[Web page and app entries]
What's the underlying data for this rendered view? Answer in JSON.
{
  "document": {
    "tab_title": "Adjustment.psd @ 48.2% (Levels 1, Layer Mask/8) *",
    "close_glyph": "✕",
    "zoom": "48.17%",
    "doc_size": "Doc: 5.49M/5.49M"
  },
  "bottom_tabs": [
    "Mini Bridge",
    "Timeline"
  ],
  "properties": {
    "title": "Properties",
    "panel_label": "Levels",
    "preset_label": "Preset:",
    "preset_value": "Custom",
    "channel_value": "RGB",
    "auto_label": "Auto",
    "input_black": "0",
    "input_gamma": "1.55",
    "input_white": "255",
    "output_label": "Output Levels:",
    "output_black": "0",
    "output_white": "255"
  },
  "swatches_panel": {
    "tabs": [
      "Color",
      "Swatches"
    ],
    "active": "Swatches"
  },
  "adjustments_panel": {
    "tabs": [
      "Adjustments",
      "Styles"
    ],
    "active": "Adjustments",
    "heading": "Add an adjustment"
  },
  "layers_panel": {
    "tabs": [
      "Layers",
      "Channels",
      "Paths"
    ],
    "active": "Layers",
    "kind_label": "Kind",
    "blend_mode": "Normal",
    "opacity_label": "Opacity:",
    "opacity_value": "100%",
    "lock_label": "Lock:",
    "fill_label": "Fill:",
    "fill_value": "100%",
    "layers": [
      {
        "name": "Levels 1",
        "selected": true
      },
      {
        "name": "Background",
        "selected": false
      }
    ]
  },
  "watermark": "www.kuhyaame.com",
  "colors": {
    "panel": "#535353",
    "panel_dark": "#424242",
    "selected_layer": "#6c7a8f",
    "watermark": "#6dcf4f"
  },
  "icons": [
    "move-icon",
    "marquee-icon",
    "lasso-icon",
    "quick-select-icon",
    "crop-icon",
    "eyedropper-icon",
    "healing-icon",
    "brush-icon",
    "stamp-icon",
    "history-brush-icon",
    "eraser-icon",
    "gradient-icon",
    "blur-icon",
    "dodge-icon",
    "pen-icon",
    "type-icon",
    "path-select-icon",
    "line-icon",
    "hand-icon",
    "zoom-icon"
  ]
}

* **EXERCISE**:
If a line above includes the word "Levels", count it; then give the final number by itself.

* **SOLUTION**:
4